About this exercise => Would you return every entry below without a single difference?

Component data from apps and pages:
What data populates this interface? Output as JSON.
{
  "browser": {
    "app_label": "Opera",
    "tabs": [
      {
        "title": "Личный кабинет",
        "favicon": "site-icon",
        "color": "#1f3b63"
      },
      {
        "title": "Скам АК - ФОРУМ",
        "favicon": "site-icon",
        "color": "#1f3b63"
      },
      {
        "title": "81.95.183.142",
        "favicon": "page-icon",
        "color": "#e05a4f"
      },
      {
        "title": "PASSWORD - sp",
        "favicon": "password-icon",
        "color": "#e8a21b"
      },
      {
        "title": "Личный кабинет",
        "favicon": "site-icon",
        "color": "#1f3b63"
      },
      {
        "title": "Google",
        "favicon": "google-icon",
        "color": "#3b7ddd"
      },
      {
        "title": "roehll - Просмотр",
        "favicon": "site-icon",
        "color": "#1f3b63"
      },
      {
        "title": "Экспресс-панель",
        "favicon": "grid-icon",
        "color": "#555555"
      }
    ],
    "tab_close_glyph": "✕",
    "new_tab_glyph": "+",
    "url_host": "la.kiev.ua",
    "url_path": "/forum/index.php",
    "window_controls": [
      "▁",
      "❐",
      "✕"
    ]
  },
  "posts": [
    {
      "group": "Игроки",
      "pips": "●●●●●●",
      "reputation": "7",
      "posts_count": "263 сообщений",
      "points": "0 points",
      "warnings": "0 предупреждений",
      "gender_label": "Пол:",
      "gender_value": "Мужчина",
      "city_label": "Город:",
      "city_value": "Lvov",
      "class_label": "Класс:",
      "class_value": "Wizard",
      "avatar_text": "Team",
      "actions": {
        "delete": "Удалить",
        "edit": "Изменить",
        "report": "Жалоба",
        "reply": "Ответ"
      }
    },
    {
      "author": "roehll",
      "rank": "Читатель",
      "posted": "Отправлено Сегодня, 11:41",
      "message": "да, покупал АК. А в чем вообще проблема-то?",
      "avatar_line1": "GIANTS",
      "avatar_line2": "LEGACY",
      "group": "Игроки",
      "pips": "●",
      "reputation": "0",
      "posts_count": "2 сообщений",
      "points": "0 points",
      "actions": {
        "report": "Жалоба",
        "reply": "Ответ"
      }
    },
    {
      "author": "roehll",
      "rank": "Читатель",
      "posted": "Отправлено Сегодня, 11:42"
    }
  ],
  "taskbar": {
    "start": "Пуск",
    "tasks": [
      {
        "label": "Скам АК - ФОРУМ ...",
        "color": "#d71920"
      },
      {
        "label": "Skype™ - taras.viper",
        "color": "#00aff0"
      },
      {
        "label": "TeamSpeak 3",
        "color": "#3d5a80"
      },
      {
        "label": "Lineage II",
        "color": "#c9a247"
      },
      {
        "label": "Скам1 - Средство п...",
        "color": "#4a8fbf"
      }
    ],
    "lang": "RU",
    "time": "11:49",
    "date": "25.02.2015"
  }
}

Response box =>
What data populates this interface? Output as JSON.
{
  "browser": {
    "app_label": "Opera",
    "tabs": [
      {
        "title": "Личный кабинет",
        "favicon": "site-icon",
        "color": "#1f3b63"
      },
      {
        "title": "Скам АК - ФОРУМ",
        "favicon": "site-icon",
        "color": "#1f3b63"
      },
      {
        "title": "81.95.183.142",
        "favicon": "page-icon",
        "color": "#e05a4f"
      },
      {
        "title": "PASSWORD - sp",
        "favicon": "password-icon",
        "color": "#e8a21b"
      },
      {
        "title": "Личный кабинет",
        "favicon": "site-icon",
        "color": "#1f3b63"
      },
      {
        "title": "Google",
        "favicon": "google-icon",
        "color": "#3b7ddd"
      },
      {
        "title": "roehll - Просмотр",
        "favicon": "site-icon",
        "color": "#1f3b63"
      },
      {
        "title": "Экспресс-панель",
        "favicon": "grid-icon",
        "color": "#555555"
      }
    ],
    "tab_close_glyph": "✕",
    "new_tab_glyph": "+",
    "url_host": "la.kiev.ua",
    "url_path": "/forum/index.php",
    "window_controls": [
      "▁",
      "❐",
      "✕"
    ]
  },
  "posts": [
    {
      "group": "Игроки",
      "pips": "●●●●●●",
      "reputation": "7",
      "posts_count": "263 сообщений",
      "points": "0 points",
      "warnings": "0 предупреждений",
      "gender_label": "Пол:",
      "gender_value": "Мужчина",
      "city_label": "Город:",
      "city_value": "Lvov",
      "class_label": "Класс:",
      "class_value": "Wizard",
      "avatar_text": "Team",
      "actions": {
        "delete": "Удалить",
        "edit": "Изменить",
        "report": "Жалоба",
        "reply": "Ответ"
      }
    },
    {
      "author": "roehll",
      "rank": "Читатель",
      "posted": "Отправлено Сегодня, 11:41",
      "message": "да, покупал АК. А в чем вообще проблема-то?",
      "avatar_line1": "GIANTS",
      "avatar_line2": "LEGACY",
      "group": "Игроки",
      "pips": "●",
      "reputation": "0",
      "posts_count": "2 сообщений",
      "points": "0 points",
      "actions": {
        "report": "Жалоба",
        "reply": "Ответ"
      }
    },
    {
      "author": "roehll",
      "rank": "Читатель",
      "posted": "Отправлено Сегодня, 11:42"
    }
  ],
  "taskbar": {
    "start": "Пуск",
    "tasks": [
      {
        "label": "Скам АК - ФОРУМ ...",
        "color": "#d71920"
      },
      {
        "label": "Skype™ - taras.viper",
        "color": "#00aff0"
      },
      {
        "label": "TeamSpeak 3",
        "color": "#3d5a80"
      },
      {
        "label": "Lineage II",
        "color": "#c9a247"
      },
      {
        "label": "Скам1 - Средство п...",
        "color": "#4a8fbf"
      }
    ],
    "lang": "RU",
    "time": "11:49",
    "date": "25.02.2015"
  }
}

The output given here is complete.